As you might have heard, there’s been word that Columbia would be releasing a special edition of Ghostbusters on DVD. Well it’s all true. Proton Charging had the opportunity to talk to A.H., producer for the project, and huge Harold Ramis fan. The paraphrased conversation is as follows:

PC: When? WHEN!?

AH: There’s no official street date yet, but at the moment Columbia is aiming for summer 1999.

PC: Is this to coincide with a theatrical re-release of Ghostbusters into theaters?

AH: I’ve heard the same rumours as you, but I can only comment on the DVD.

PC: What can fans expect from the DVD edition?

AH: It will be in widescreen format from a remastered print with remastered sound. We’ve got access to a lot of material, like storyboards and conceptual art. We also have a lot of extra footage. With DVD, we have the opportunity to do some creative stuff with all the “making of” materials that is out there. It might take you a long time to get through the whole thing, but there won’t be much having to do with Ghostbusters that isn’t on this special edition.

PC: Trailers? How about the Ray Parker Jr. video?

AH: We’re looking into getting the rights. We’ve also been interviewing the filmmakers about the movie. We’re making it a point to work very closely with the the filmmakers. I have already met with Ivan Reitman and his team, as well as with Richard Edlund [visual effects creator] and they each gave me boxes of materials used in the making of the film.

PC: Harold Ramis?

AH: He is such a nice guy! I was talking to him about sitting a bunch of the cast and crew down together to record them watching the film for the first time in 15 years and he said “try 15 minutes.” His kids have just discovered the movie, and they love it.

PC: So this is a 15th anniversary kind of deal?

AH: We want to make a DVD that will be accessible to the kids who will be discovering the movie for the first time, but still make a DVD that will make the hardcore fans drool.

PC: Any of the cool stuff you can talk about?

AH: I do have some special surprises for those of you who thought you had seen and heard everything, but you’ll have to wait until summer.

PC: It wouldn’t be as exciting without some mystery. I think it’s time for me to get a DVD player!

AH: Yep, time for all Ghostbuster fans to start saving up for that DVD player, ’cause what we’re doing on this DVD just won’t transfer over to VHS.

Ghostbusters in Paris script – PC exclusive

Proton Charging Presents – Ghostbusters In Paris by Jean-Marc and Randy Lofficier


“The Ghostbusters in Paris”

by Randy and Jean-Marc Lofficier



ESTABLISHING SHOT of the Paris skyline.
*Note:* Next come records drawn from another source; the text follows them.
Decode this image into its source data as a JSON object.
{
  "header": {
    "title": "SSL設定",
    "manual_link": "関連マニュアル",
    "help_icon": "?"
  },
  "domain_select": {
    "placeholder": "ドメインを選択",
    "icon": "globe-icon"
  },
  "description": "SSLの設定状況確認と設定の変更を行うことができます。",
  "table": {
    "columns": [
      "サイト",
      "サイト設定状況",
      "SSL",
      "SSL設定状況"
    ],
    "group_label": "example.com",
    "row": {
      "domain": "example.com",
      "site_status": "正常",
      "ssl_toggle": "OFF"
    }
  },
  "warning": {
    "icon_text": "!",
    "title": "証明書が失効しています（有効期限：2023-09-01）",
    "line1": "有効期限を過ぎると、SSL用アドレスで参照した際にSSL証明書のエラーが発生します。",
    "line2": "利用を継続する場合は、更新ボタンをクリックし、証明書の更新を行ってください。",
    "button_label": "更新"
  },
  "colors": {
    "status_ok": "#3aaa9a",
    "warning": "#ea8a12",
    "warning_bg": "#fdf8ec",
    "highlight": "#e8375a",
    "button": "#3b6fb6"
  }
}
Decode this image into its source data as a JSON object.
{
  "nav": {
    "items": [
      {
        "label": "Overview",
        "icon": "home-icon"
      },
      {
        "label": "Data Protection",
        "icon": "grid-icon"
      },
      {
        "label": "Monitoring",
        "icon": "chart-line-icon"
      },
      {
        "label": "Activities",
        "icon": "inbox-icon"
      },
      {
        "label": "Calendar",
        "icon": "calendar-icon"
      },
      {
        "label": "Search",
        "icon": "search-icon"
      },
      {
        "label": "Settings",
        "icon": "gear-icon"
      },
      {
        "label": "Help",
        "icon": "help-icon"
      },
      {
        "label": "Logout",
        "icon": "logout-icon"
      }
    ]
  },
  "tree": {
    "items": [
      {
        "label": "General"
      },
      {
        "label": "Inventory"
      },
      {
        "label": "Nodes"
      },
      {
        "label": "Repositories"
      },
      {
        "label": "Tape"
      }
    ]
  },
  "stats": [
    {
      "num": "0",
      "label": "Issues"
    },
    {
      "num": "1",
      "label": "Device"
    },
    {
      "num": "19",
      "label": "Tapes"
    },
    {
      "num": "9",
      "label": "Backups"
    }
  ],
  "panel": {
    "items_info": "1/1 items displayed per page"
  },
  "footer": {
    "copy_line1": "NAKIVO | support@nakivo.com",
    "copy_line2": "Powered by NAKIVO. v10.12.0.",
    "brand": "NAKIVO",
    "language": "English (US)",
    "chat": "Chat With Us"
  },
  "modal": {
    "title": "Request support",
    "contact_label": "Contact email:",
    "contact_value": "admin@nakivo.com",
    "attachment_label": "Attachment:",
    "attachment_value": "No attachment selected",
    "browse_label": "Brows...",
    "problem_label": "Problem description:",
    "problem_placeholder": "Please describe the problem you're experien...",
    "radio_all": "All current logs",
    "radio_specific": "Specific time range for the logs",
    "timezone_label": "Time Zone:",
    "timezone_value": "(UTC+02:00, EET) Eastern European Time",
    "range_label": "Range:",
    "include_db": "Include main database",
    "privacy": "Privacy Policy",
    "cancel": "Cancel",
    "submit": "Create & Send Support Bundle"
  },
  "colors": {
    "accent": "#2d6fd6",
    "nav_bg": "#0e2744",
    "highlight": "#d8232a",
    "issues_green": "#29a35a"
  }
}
It is a beautiful,
sunny day. The view looks like a Matisse painting. Some
ACCORDION MUSIC sets the mood: we’re definitely in Paris.

CAMERA TRUCKS IN on the Eiffel Tower. It is BIG, much
larger than people realize. Huge elevators disgorge a
flow of TOURISTS, who mill about on the lower two levels.

CAMERA PANS UPWARD towards the third (top) floor of the
Tower. It houses a small Pavilion, topped by powerful
dishes and broadcast antennas.


CAMERA TRUCKS IN on a group of three WORKERS, dressed in
blue overalls, who are repainting a section of the Tower.


(wiping his face)
I feel like I’m frying up here!

He drops his brush and looks at his watch.

I can’t work in this kind of heat. I
don’t know about you guys, but it’s
two o’clock, and I feel like taking a nap.


He turns towards Worker No. 1, but keeps hold of his brush.

Can’t say I blame you, but there isn’t
any place up here to sack out. Let’s
just finish up as fast as we can…


(pointing O.S.)
What about in there?
Continue reading “Ghostbusters in Paris script – PC exclusive”